> [Required work] What lines below include the string "Date"? Pick them out and copy them.

'''

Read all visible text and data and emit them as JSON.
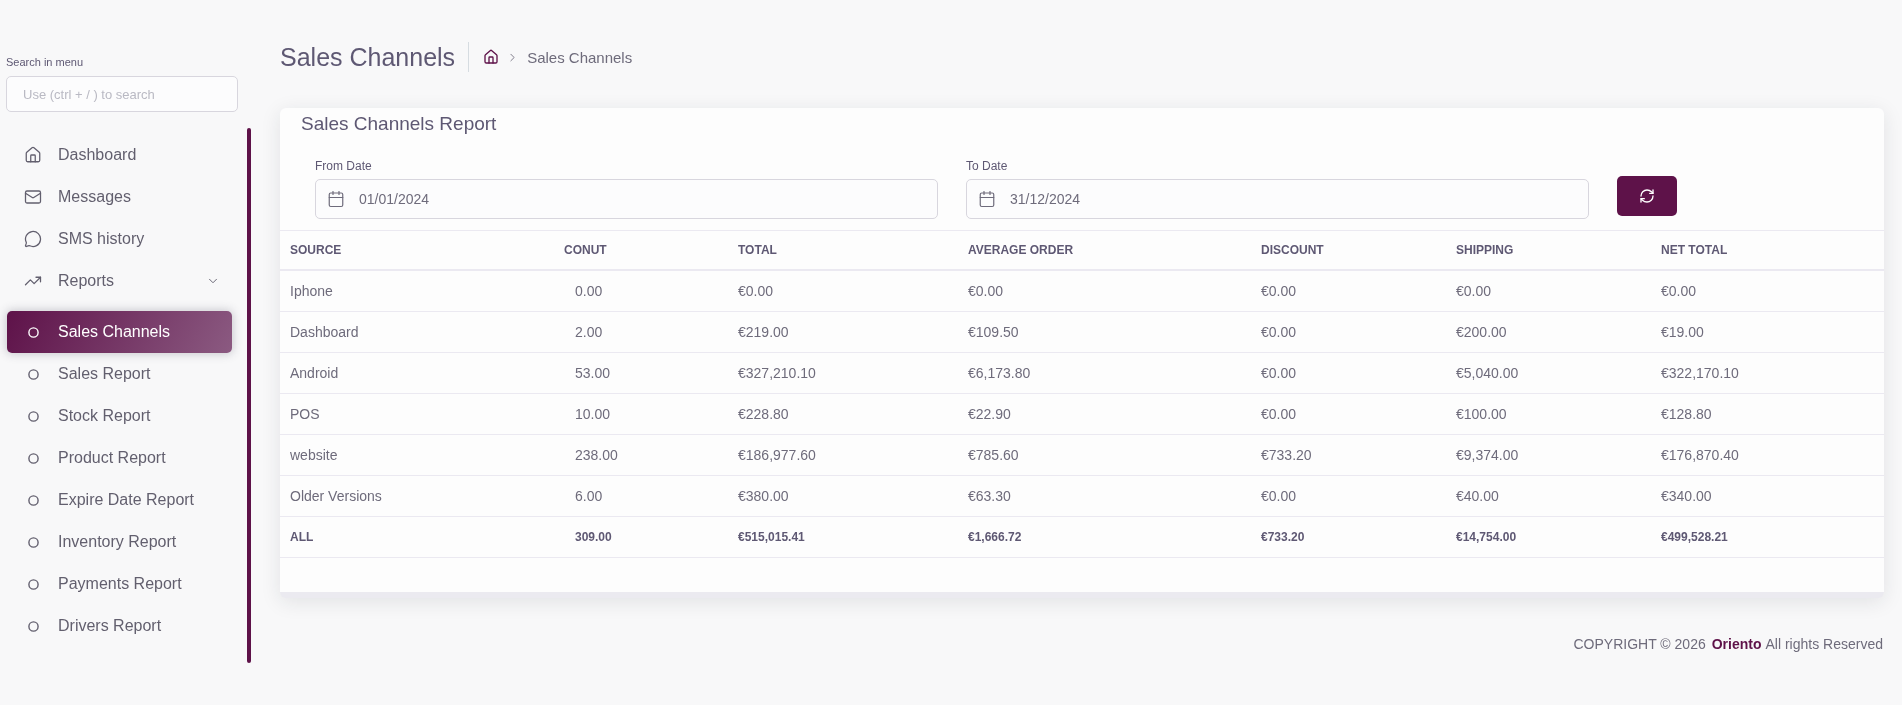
{
  "sidebar": {
    "search": {
      "label": "Search in menu",
      "placeholder": "Use (ctrl + / ) to search"
    },
    "items": [
      {
        "label": "Dashboard",
        "selected": false
      },
      {
        "label": "Messages",
        "selected": false
      },
      {
        "label": "SMS history",
        "selected": false
      },
      {
        "label": "Reports",
        "selected": false,
        "expanded": true,
        "children": [
          {
            "label": "Sales Channels",
            "selected": true
          },
          {
            "label": "Sales Report",
            "selected": false
          },
          {
            "label": "Stock Report",
            "selected": false
          },
          {
            "label": "Product Report",
            "selected": false
          },
          {
            "label": "Expire Date Report",
            "selected": false
          },
          {
            "label": "Inventory Report",
            "selected": false
          },
          {
            "label": "Payments Report",
            "selected": false
          },
          {
            "label": "Drivers Report",
            "selected": false
          }
        ]
      }
    ]
  },
  "header": {
    "title": "Sales Channels",
    "breadcrumb": [
      "Sales Channels"
    ]
  },
  "report": {
    "title": "Sales Channels Report",
    "filters": [
      {
        "label": "From Date",
        "value": "01/01/2024"
      },
      {
        "label": "To Date",
        "value": "31/12/2024"
      }
    ],
    "table": {
      "columns": [
        "SOURCE",
        "CONUT",
        "TOTAL",
        "AVERAGE ORDER",
        "DISCOUNT",
        "SHIPPING",
        "NET TOTAL"
      ],
      "rows": [
        [
          "Iphone",
          "0.00",
          "€0.00",
          "€0.00",
          "€0.00",
          "€0.00",
          "€0.00"
        ],
        [
          "Dashboard",
          "2.00",
          "€219.00",
          "€109.50",
          "€0.00",
          "€200.00",
          "€19.00"
        ],
        [
          "Android",
          "53.00",
          "€327,210.10",
          "€6,173.80",
          "€0.00",
          "€5,040.00",
          "€322,170.10"
        ],
        [
          "POS",
          "10.00",
          "€228.80",
          "€22.90",
          "€0.00",
          "€100.00",
          "€128.80"
        ],
        [
          "website",
          "238.00",
          "€186,977.60",
          "€785.60",
          "€733.20",
          "€9,374.00",
          "€176,870.40"
        ],
        [
          "Older Versions",
          "6.00",
          "€380.00",
          "€63.30",
          "€0.00",
          "€40.00",
          "€340.00"
        ]
      ],
      "total": [
        "ALL",
        "309.00",
        "€515,015.41",
        "€1,666.72",
        "€733.20",
        "€14,754.00",
        "€499,528.21"
      ]
    }
  },
  "footer": {
    "prefix": "COPYRIGHT © 2026",
    "brand": "Oriento",
    "suffix": "All rights Reserved"
  }
}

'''

> [Answer to the exercise]
            "label": "Expire Date Report",
        "label": "From Date",
        "label": "To Date",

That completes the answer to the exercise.